(Your assignment) Copy out all the entries exactly.

___ Data shown ___

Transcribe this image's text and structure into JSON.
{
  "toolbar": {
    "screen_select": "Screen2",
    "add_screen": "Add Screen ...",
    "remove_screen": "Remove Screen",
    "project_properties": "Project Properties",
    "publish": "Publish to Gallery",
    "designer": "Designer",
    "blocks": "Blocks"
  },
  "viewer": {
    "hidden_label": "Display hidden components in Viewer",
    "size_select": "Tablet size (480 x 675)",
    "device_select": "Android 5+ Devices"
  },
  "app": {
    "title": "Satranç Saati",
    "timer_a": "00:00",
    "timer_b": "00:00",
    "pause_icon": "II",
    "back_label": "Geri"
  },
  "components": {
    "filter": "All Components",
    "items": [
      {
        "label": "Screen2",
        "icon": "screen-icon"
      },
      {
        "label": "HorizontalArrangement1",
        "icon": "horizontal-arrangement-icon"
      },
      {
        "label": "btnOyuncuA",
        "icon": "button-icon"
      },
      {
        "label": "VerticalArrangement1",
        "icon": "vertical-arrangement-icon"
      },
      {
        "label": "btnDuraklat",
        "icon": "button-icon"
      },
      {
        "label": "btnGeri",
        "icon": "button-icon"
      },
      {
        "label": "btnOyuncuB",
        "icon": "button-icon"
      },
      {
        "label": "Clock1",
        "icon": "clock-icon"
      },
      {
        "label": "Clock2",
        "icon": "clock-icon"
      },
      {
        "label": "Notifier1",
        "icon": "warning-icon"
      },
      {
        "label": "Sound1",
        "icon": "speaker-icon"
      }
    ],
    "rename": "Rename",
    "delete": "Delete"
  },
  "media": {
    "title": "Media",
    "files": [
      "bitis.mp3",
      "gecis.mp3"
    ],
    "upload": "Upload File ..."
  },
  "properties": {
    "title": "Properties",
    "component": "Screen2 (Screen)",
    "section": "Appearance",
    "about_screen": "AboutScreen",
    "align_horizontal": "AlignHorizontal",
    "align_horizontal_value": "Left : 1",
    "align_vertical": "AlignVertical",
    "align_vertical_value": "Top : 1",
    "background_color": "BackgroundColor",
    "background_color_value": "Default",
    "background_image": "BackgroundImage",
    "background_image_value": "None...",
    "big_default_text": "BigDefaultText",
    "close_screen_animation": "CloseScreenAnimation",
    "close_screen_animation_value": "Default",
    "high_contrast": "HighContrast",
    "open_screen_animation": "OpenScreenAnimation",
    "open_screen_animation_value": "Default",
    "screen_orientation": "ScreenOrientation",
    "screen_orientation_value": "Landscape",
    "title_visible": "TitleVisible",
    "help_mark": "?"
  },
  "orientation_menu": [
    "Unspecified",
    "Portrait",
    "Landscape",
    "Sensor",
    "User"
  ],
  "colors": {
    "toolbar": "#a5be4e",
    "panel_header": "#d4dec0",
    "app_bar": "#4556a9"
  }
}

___

(Task answer)
Transcribe this image's text and structure into JSON.
{
  "toolbar": {
    "screen_select": "Screen2",
    "add_screen": "Add Screen ...",
    "remove_screen": "Remove Screen",
    "project_properties": "Project Properties",
    "publish": "Publish to Gallery",
    "designer": "Designer",
    "blocks": "Blocks"
  },
  "viewer": {
    "hidden_label": "Display hidden components in Viewer",
    "size_select": "Tablet size (480 x 675)",
    "device_select": "Android 5+ Devices"
  },
  "app": {
    "title": "Satranç Saati",
    "timer_a": "00:00",
    "timer_b": "00:00",
    "pause_icon": "II",
    "back_label": "Geri"
  },
  "components": {
    "filter": "All Components",
    "items": [
      {
        "label": "Screen2",
        "icon": "screen-icon"
      },
      {
        "label": "HorizontalArrangement1",
        "icon": "horizontal-arrangement-icon"
      },
      {
        "label": "btnOyuncuA",
        "icon": "button-icon"
      },
      {
        "label": "VerticalArrangement1",
        "icon": "vertical-arrangement-icon"
      },
      {
        "label": "btnDuraklat",
        "icon": "button-icon"
      },
      {
        "label": "btnGeri",
        "icon": "button-icon"
      },
      {
        "label": "btnOyuncuB",
        "icon": "button-icon"
      },
      {
        "label": "Clock1",
        "icon": "clock-icon"
      },
      {
        "label": "Clock2",
        "icon": "clock-icon"
      },
      {
        "label": "Notifier1",
        "icon": "warning-icon"
      },
      {
        "label": "Sound1",
        "icon": "speaker-icon"
      }
    ],
    "rename": "Rename",
    "delete": "Delete"
  },
  "media": {
    "title": "Media",
    "files": [
      "bitis.mp3",
      "gecis.mp3"
    ],
    "upload": "Upload File ..."
  },
  "properties": {
    "title": "Properties",
    "component": "Screen2 (Screen)",
    "section": "Appearance",
    "about_screen": "AboutScreen",
    "align_horizontal": "AlignHorizontal",
    "align_horizontal_value": "Left : 1",
    "align_vertical": "AlignVertical",
    "align_vertical_value": "Top : 1",
    "background_color": "BackgroundColor",
    "background_color_value": "Default",
    "background_image": "BackgroundImage",
    "background_image_value": "None...",
    "big_default_text": "BigDefaultText",
    "close_screen_animation": "CloseScreenAnimation",
    "close_screen_animation_value": "Default",
    "high_contrast": "HighContrast",
    "open_screen_animation": "OpenScreenAnimation",
    "open_screen_animation_value": "Default",
    "screen_orientation": "ScreenOrientation",
    "screen_orientation_value": "Landscape",
    "title_visible": "TitleVisible",
    "help_mark": "?"
  },
  "orientation_menu": [
    "Unspecified",
    "Portrait",
    "Landscape",
    "Sensor",
    "User"
  ],
  "colors": {
    "toolbar": "#a5be4e",
    "panel_header": "#d4dec0",
    "app_bar": "#4556a9"
  }
}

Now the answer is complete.